• WHAT THIS TASK INVOLVES: Would you print all of the entries exactly, please, but without their pictures?

[Dataset rows describing interfaces]
━━━━━━━━━━━━━━━━

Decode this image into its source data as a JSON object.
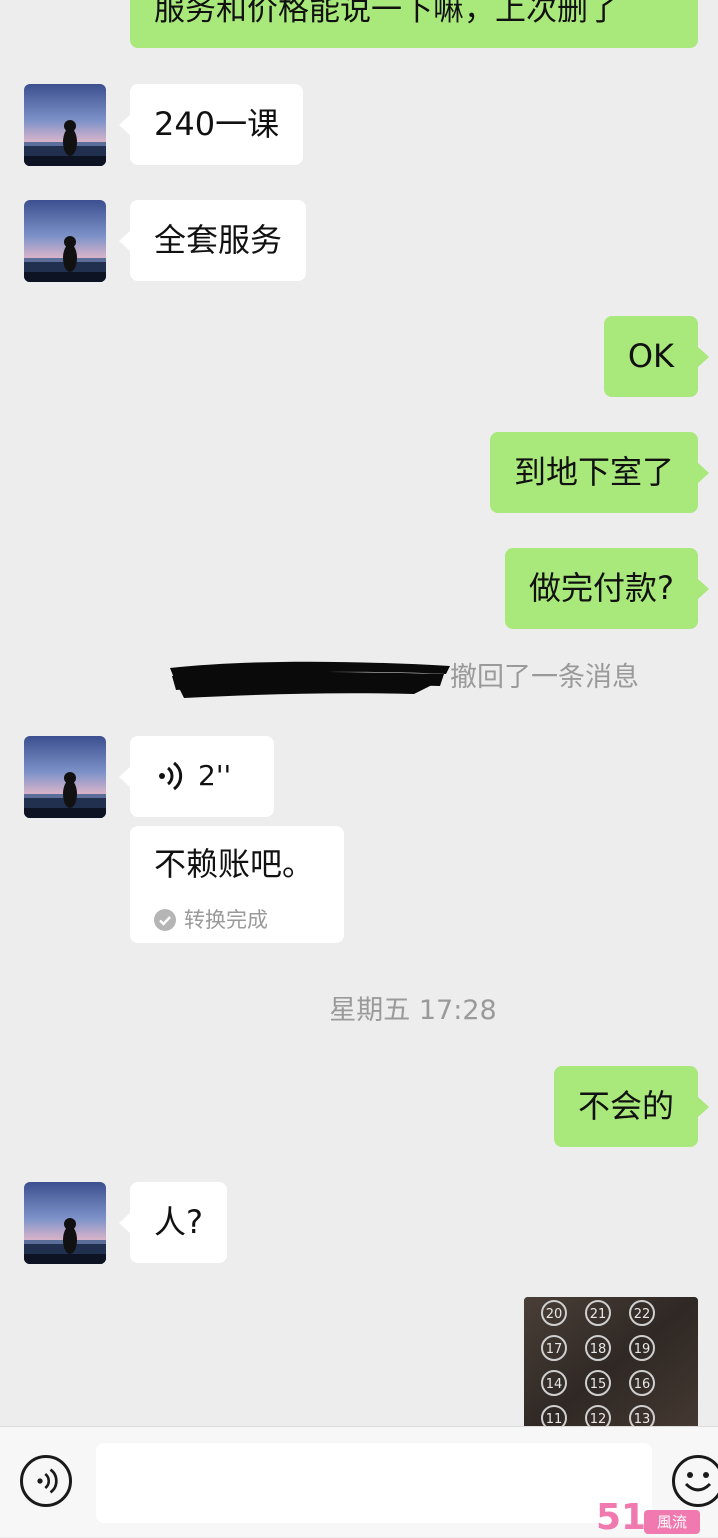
{
  "messages": {
    "top_partial": "服务和价格能说一下嘛，上次删了",
    "m1": "240一课",
    "m2": "全套服务",
    "m3": "OK",
    "m4": "到地下室了",
    "m5": "做完付款?",
    "recall_notice": "撤回了一条消息",
    "voice_duration": "2''",
    "voice_transcript": "不赖账吧。",
    "transcript_status": "转换完成",
    "timestamp": "星期五 17:28",
    "m6": "不会的",
    "m7": "人?"
  },
  "elevator_buttons": [
    "20",
    "21",
    "22",
    "17",
    "18",
    "19",
    "14",
    "15",
    "16",
    "11",
    "12",
    "13"
  ],
  "watermark": {
    "number": "51",
    "tag": "風流"
  },
  "colors": {
    "incoming": "#ffffff",
    "outgoing": "#a9e87a",
    "background": "#ededed"
  }
}
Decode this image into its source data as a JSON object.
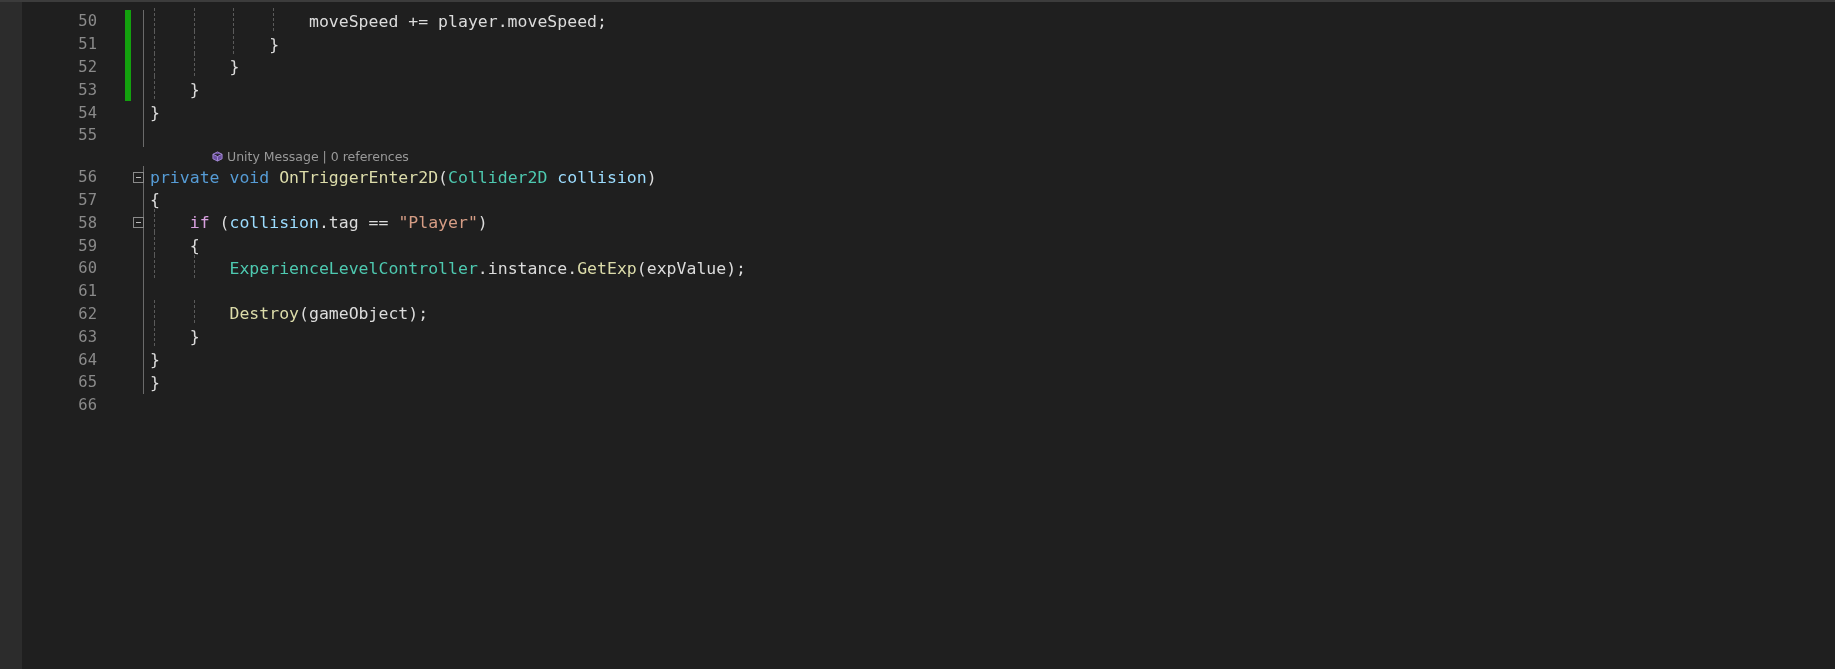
{
  "lines": [
    {
      "kind": "code",
      "number": "50",
      "modified": true,
      "fold": false,
      "tokens": [
        {
          "text": "                moveSpeed += player.moveSpeed;",
          "kind": "plain"
        }
      ]
    },
    {
      "kind": "code",
      "number": "51",
      "modified": true,
      "fold": false,
      "tokens": [
        {
          "text": "            }",
          "kind": "plain"
        }
      ]
    },
    {
      "kind": "code",
      "number": "52",
      "modified": true,
      "fold": false,
      "tokens": [
        {
          "text": "        }",
          "kind": "plain"
        }
      ]
    },
    {
      "kind": "code",
      "number": "53",
      "modified": true,
      "fold": false,
      "tokens": [
        {
          "text": "    }",
          "kind": "plain"
        }
      ]
    },
    {
      "kind": "code",
      "number": "54",
      "modified": false,
      "fold": false,
      "tokens": [
        {
          "text": "}",
          "kind": "plain"
        }
      ]
    },
    {
      "kind": "code",
      "number": "55",
      "modified": false,
      "fold": false
    },
    {
      "kind": "codelens",
      "text": "Unity Message | 0 references"
    },
    {
      "kind": "code",
      "number": "56",
      "modified": false,
      "fold": true,
      "tokens": [
        {
          "text": "private",
          "kind": "keyword"
        },
        {
          "text": " void",
          "kind": "keyword"
        },
        {
          "text": " OnTriggerEnter2D",
          "kind": "method"
        },
        {
          "text": "(",
          "kind": "plain"
        },
        {
          "text": "Collider2D",
          "kind": "type"
        },
        {
          "text": " collision",
          "kind": "param"
        },
        {
          "text": ")",
          "kind": "plain"
        }
      ]
    },
    {
      "kind": "code",
      "number": "57",
      "modified": false,
      "fold": false,
      "tokens": [
        {
          "text": "{",
          "kind": "plain"
        }
      ]
    },
    {
      "kind": "code",
      "number": "58",
      "modified": false,
      "fold": true,
      "tokens": [
        {
          "text": "    if",
          "kind": "control"
        },
        {
          "text": " (",
          "kind": "plain"
        },
        {
          "text": "collision",
          "kind": "param"
        },
        {
          "text": ".tag == ",
          "kind": "plain"
        },
        {
          "text": "\"Player\"",
          "kind": "string"
        },
        {
          "text": ")",
          "kind": "plain"
        }
      ]
    },
    {
      "kind": "code",
      "number": "59",
      "modified": false,
      "fold": false,
      "tokens": [
        {
          "text": "    {",
          "kind": "plain"
        }
      ]
    },
    {
      "kind": "code",
      "number": "60",
      "modified": false,
      "fold": false,
      "tokens": [
        {
          "text": "        ExperienceLevelController",
          "kind": "type"
        },
        {
          "text": ".instance.",
          "kind": "plain"
        },
        {
          "text": "GetExp",
          "kind": "method"
        },
        {
          "text": "(expValue);",
          "kind": "plain"
        }
      ]
    },
    {
      "kind": "code",
      "number": "61",
      "modified": false,
      "fold": false
    },
    {
      "kind": "code",
      "number": "62",
      "modified": false,
      "fold": false,
      "tokens": [
        {
          "text": "        Destroy",
          "kind": "method"
        },
        {
          "text": "(gameObject);",
          "kind": "plain"
        }
      ]
    },
    {
      "kind": "code",
      "number": "63",
      "modified": false,
      "fold": false,
      "tokens": [
        {
          "text": "    }",
          "kind": "plain"
        }
      ]
    },
    {
      "kind": "code",
      "number": "64",
      "modified": false,
      "fold": false,
      "tokens": [
        {
          "text": "}",
          "kind": "plain"
        }
      ]
    },
    {
      "kind": "code",
      "number": "65",
      "modified": false,
      "fold": false,
      "tokens": [
        {
          "text": "}",
          "kind": "plain"
        }
      ]
    },
    {
      "kind": "code",
      "number": "66",
      "modified": false,
      "fold": false
    }
  ]
}
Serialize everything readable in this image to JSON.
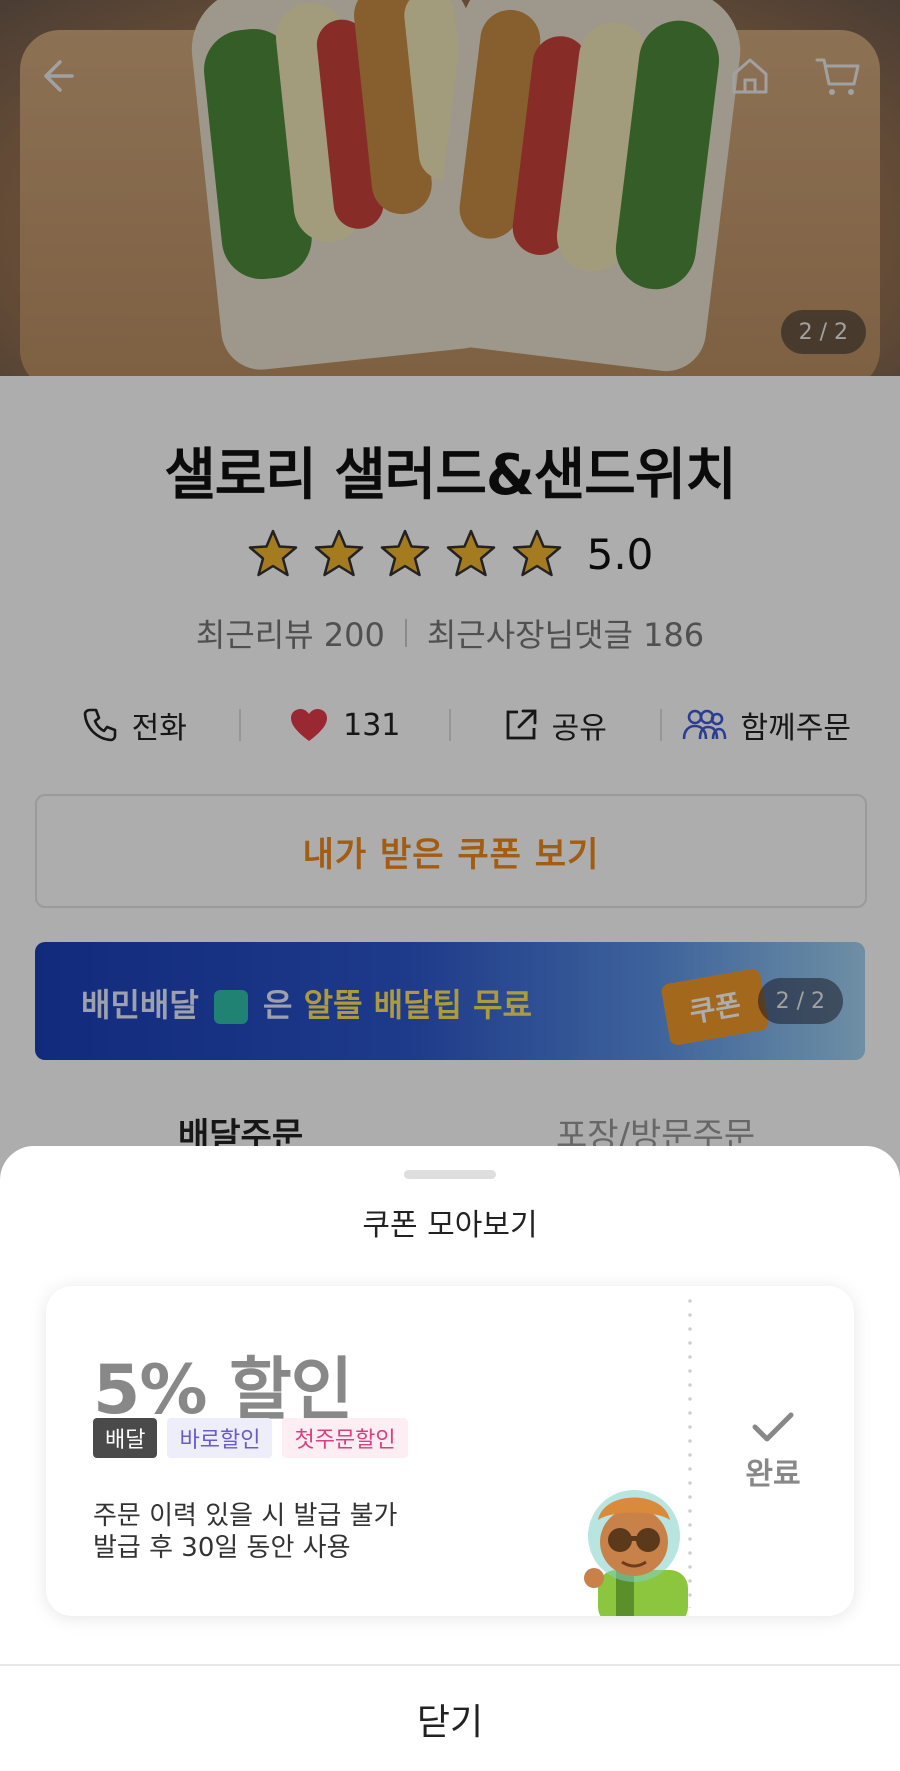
{
  "hero": {
    "image_counter": "2 / 2"
  },
  "store": {
    "name": "샐로리 샐러드&샌드위치",
    "rating_score": "5.0",
    "star_count": 5,
    "recent_reviews": "최근리뷰 200",
    "owner_replies": "최근사장님댓글 186"
  },
  "actions": {
    "call_label": "전화",
    "like_count": "131",
    "share_label": "공유",
    "group_order_label": "함께주문"
  },
  "coupon_button_label": "내가 받은 쿠폰 보기",
  "banner": {
    "text_part1": "배민배달",
    "text_part2": "은",
    "text_highlight": "알뜰 배달팁 무료",
    "coupon_badge": "쿠폰",
    "counter": "2 / 2"
  },
  "tabs": {
    "delivery": "배달주문",
    "pickup": "포장/방문주문"
  },
  "sheet": {
    "title": "쿠폰 모아보기",
    "coupon": {
      "title": "5% 할인",
      "tags": [
        "배달",
        "바로할인",
        "첫주문할인"
      ],
      "desc_line1": "주문 이력 있을 시 발급 불가",
      "desc_line2": "발급 후 30일 동안 사용",
      "status": "완료"
    },
    "close_label": "닫기"
  },
  "colors": {
    "accent_orange": "#f08a1c",
    "heart_red": "#e23c4c",
    "group_blue": "#3f5bd9"
  }
}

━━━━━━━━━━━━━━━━

• RESPONSE:
Decode this image into its source data as a JSON object.
{
  "messages": {
    "top_partial": "服务和价格能说一下嘛，上次删了",
    "m1": "240一课",
    "m2": "全套服务",
    "m3": "OK",
    "m4": "到地下室了",
    "m5": "做完付款?",
    "recall_notice": "撤回了一条消息",
    "voice_duration": "2''",
    "voice_transcript": "不赖账吧。",
    "transcript_status": "转换完成",
    "timestamp": "星期五 17:28",
    "m6": "不会的",
    "m7": "人?"
  },
  "elevator_buttons": [
    "20",
    "21",
    "22",
    "17",
    "18",
    "19",
    "14",
    "15",
    "16",
    "11",
    "12",
    "13"
  ],
  "watermark": {
    "number": "51",
    "tag": "風流"
  },
  "colors": {
    "incoming": "#ffffff",
    "outgoing": "#a9e87a",
    "background": "#ededed"
  }
}
Decode this image into its source data as a JSON object.
{
  "lines": [
    {
      "kind": "code",
      "number": "50",
      "modified": true,
      "fold": false,
      "tokens": [
        {
          "text": "                moveSpeed += player.moveSpeed;",
          "kind": "plain"
        }
      ]
    },
    {
      "kind": "code",
      "number": "51",
      "modified": true,
      "fold": false,
      "tokens": [
        {
          "text": "            }",
          "kind": "plain"
        }
      ]
    },
    {
      "kind": "code",
      "number": "52",
      "modified": true,
      "fold": false,
      "tokens": [
        {
          "text": "        }",
          "kind": "plain"
        }
      ]
    },
    {
      "kind": "code",
      "number": "53",
      "modified": true,
      "fold": false,
      "tokens": [
        {
          "text": "    }",
          "kind": "plain"
        }
      ]
    },
    {
      "kind": "code",
      "number": "54",
      "modified": false,
      "fold": false,
      "tokens": [
        {
          "text": "}",
          "kind": "plain"
        }
      ]
    },
    {
      "kind": "code",
      "number": "55",
      "modified": false,
      "fold": false
    },
    {
      "kind": "codelens",
      "text": "Unity Message | 0 references"
    },
    {
      "kind": "code",
      "number": "56",
      "modified": false,
      "fold": true,
      "tokens": [
        {
          "text": "private",
          "kind": "keyword"
        },
        {
          "text": " void",
          "kind": "keyword"
        },
        {
          "text": " OnTriggerEnter2D",
          "kind": "method"
        },
        {
          "text": "(",
          "kind": "plain"
        },
        {
          "text": "Collider2D",
          "kind": "type"
        },
        {
          "text": " collision",
          "kind": "param"
        },
        {
          "text": ")",
          "kind": "plain"
        }
      ]
    },
    {
      "kind": "code",
      "number": "57",
      "modified": false,
      "fold": false,
      "tokens": [
        {
          "text": "{",
          "kind": "plain"
        }
      ]
    },
    {
      "kind": "code",
      "number": "58",
      "modified": false,
      "fold": true,
      "tokens": [
        {
          "text": "    if",
          "kind": "control"
        },
        {
          "text": " (",
          "kind": "plain"
        },
        {
          "text": "collision",
          "kind": "param"
        },
        {
          "text": ".tag == ",
          "kind": "plain"
        },
        {
          "text": "\"Player\"",
          "kind": "string"
        },
        {
          "text": ")",
          "kind": "plain"
        }
      ]
    },
    {
      "kind": "code",
      "number": "59",
      "modified": false,
      "fold": false,
      "tokens": [
        {
          "text": "    {",
          "kind": "plain"
        }
      ]
    },
    {
      "kind": "code",
      "number": "60",
      "modified": false,
      "fold": false,
      "tokens": [
        {
          "text": "        ExperienceLevelController",
          "kind": "type"
        },
        {
          "text": ".instance.",
          "kind": "plain"
        },
        {
          "text": "GetExp",
          "kind": "method"
        },
        {
          "text": "(expValue);",
          "kind": "plain"
        }
      ]
    },
    {
      "kind": "code",
      "number": "61",
      "modified": false,
      "fold": false
    },
    {
      "kind": "code",
      "number": "62",
      "modified": false,
      "fold": false,
      "tokens": [
        {
          "text": "        Destroy",
          "kind": "method"
        },
        {
          "text": "(gameObject);",
          "kind": "plain"
        }
      ]
    },
    {
      "kind": "code",
      "number": "63",
      "modified": false,
      "fold": false,
      "tokens": [
        {
          "text": "    }",
          "kind": "plain"
        }
      ]
    },
    {
      "kind": "code",
      "number": "64",
      "modified": false,
      "fold": false,
      "tokens": [
        {
          "text": "}",
          "kind": "plain"
        }
      ]
    },
    {
      "kind": "code",
      "number": "65",
      "modified": false,
      "fold": false,
      "tokens": [
        {
          "text": "}",
          "kind": "plain"
        }
      ]
    },
    {
      "kind": "code",
      "number": "66",
      "modified": false,
      "fold": false
    }
  ]
}
Serialize everything readable in this image to JSON.
{
  "hero": {
    "image_counter": "2 / 2"
  },
  "store": {
    "name": "샐로리 샐러드&샌드위치",
    "rating_score": "5.0",
    "star_count": 5,
    "recent_reviews": "최근리뷰 200",
    "owner_replies": "최근사장님댓글 186"
  },
  "actions": {
    "call_label": "전화",
    "like_count": "131",
    "share_label": "공유",
    "group_order_label": "함께주문"
  },
  "coupon_button_label": "내가 받은 쿠폰 보기",
  "banner": {
    "text_part1": "배민배달",
    "text_part2": "은",
    "text_highlight": "알뜰 배달팁 무료",
    "coupon_badge": "쿠폰",
    "counter": "2 / 2"
  },
  "tabs": {
    "delivery": "배달주문",
    "pickup": "포장/방문주문"
  },
  "sheet": {
    "title": "쿠폰 모아보기",
    "coupon": {
      "title": "5% 할인",
      "tags": [
        "배달",
        "바로할인",
        "첫주문할인"
      ],
      "desc_line1": "주문 이력 있을 시 발급 불가",
      "desc_line2": "발급 후 30일 동안 사용",
      "status": "완료"
    },
    "close_label": "닫기"
  },
  "colors": {
    "accent_orange": "#f08a1c",
    "heart_red": "#e23c4c",
    "group_blue": "#3f5bd9"
  }
}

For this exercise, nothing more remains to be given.